Cast: Shun Oguri, Go Ayano, Meisa Kuroki, Tadanobu Asano
Director: Ryuhei Kitamura
5. Rurouni Kenshin (るろうに剣心), 2012
An edgy, action-packed movie that is at times quite moving, Keishi Otomo’s adventure flick Rurouni Kenshin gives Nobuhiro Watsuki’s source material the respect it deserves. Set during the early years of the Meiji Period, it tells the story of a legendary assassin named Kenshin Himura who’s now a wandering samurai offering to protect those in need as a way of atoning for his past deeds. He’s played by heartthrob Takeru Satoh, who described the character Himura as being like “a close friend,” that he wanted to “go on playing forever.” Emi Takei, who portrays his love interest Kaoru Kamiya in the film, won several Best Newcomer awards. A critical and commercial success, Rurouni Kenshin is widely seen as one of the greatest live action manga adaptations ever made. Two sequels were released in 2014.

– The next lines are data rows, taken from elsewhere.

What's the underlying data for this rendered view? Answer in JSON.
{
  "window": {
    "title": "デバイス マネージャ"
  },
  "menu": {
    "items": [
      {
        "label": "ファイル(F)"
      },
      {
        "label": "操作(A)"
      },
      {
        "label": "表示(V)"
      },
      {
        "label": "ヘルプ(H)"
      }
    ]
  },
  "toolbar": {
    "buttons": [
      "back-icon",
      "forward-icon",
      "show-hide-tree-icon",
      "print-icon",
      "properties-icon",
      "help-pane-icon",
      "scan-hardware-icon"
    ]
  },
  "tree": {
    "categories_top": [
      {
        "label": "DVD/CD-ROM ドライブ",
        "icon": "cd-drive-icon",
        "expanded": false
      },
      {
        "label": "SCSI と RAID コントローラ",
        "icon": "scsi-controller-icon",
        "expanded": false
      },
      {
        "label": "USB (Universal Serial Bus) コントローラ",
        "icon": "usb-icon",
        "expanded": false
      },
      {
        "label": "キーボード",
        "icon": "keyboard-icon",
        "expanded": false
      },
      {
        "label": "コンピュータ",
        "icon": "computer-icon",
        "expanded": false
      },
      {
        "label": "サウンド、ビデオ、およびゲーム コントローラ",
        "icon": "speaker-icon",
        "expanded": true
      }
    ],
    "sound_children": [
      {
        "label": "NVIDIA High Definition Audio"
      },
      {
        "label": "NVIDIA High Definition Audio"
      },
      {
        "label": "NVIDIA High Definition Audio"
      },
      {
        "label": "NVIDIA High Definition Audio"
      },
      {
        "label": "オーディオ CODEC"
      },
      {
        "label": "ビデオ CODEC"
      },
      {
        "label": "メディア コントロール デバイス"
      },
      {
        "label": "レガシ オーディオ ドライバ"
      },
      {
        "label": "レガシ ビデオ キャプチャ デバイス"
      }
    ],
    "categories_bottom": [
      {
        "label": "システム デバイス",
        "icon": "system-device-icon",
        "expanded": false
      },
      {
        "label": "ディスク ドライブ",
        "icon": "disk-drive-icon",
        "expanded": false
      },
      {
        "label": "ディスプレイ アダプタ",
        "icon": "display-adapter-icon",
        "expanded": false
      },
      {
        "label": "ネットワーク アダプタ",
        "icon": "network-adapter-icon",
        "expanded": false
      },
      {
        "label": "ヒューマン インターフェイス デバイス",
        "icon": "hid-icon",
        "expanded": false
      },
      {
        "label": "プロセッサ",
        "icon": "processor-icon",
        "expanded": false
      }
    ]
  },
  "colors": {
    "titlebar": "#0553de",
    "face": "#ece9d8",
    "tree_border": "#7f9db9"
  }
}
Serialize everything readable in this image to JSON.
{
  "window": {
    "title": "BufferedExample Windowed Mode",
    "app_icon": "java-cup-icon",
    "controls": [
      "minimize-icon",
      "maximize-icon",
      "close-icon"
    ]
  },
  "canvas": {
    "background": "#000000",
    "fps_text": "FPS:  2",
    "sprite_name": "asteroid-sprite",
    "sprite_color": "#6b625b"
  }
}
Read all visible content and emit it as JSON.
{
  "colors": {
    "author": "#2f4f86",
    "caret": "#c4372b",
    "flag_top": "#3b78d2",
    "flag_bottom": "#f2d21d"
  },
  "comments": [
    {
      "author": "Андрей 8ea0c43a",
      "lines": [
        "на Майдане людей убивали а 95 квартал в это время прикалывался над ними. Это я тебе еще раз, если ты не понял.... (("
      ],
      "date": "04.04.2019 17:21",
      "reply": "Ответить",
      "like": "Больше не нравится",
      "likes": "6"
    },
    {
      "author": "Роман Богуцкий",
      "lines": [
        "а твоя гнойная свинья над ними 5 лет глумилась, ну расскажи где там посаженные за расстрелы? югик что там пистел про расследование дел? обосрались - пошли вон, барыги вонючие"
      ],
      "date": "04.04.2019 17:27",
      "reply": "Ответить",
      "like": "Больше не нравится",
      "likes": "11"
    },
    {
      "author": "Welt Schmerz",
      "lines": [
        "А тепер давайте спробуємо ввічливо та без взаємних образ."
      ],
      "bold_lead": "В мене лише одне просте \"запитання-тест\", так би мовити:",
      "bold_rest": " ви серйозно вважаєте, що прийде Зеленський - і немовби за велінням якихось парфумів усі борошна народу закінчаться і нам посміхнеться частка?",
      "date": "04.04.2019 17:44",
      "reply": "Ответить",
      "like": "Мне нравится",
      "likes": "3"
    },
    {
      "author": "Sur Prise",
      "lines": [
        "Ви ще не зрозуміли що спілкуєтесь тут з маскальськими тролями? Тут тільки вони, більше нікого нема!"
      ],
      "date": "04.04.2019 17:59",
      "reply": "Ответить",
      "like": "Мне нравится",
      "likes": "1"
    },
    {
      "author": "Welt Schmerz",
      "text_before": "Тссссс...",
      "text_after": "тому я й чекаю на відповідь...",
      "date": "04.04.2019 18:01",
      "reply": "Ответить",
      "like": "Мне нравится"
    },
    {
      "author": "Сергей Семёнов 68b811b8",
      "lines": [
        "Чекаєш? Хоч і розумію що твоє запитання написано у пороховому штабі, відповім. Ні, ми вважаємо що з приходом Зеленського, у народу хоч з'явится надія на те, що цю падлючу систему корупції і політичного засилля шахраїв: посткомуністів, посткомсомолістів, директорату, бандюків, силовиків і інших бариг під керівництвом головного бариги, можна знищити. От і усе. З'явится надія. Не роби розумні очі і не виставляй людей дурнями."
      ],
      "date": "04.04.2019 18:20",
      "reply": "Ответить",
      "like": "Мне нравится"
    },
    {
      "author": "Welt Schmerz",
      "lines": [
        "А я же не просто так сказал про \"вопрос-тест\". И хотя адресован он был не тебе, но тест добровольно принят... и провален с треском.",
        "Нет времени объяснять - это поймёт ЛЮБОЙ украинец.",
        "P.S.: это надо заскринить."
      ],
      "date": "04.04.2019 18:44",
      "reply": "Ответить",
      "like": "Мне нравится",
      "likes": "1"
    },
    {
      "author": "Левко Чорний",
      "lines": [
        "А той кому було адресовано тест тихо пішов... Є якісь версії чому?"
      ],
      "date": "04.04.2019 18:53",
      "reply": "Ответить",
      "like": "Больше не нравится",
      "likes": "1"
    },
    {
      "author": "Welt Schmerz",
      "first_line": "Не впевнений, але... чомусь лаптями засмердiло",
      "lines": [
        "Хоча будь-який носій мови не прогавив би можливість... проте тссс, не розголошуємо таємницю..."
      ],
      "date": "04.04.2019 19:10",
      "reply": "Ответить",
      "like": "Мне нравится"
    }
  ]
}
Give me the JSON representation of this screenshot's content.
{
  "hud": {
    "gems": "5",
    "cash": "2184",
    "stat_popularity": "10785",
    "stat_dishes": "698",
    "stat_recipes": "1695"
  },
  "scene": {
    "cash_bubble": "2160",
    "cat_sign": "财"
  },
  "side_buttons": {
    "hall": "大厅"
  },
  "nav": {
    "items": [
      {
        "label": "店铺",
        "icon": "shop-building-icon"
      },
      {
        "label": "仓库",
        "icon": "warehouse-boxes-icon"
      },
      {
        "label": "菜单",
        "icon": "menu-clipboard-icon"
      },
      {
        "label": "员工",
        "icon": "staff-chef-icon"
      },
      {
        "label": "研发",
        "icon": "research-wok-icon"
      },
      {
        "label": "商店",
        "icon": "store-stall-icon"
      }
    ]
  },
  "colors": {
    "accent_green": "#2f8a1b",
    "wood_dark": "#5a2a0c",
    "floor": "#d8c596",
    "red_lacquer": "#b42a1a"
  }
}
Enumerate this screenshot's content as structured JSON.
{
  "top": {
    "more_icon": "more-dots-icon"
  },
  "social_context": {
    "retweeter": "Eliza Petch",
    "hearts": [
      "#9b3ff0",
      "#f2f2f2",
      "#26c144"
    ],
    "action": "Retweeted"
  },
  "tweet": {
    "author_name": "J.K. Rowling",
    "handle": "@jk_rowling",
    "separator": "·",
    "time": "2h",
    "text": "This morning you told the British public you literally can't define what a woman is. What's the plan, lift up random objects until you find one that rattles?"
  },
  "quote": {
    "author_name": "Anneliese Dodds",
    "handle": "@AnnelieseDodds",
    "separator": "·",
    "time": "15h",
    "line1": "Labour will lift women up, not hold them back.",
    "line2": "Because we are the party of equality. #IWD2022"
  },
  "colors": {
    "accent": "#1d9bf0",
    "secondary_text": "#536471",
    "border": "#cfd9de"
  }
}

Cast: Takeru Satoh, Emi Takei, Teruyuki Kagawa
Director: Keishi Otomo
While live action anime/manga films are often panned by fans and critics alike, there are a few out there that buck the trend. The aforementioned movies, such as Death Note and Rurouni Kenshin, show that it is possible to get an adaptation right as long as the story isn’t altered too much.
Text by: Matthew Harnon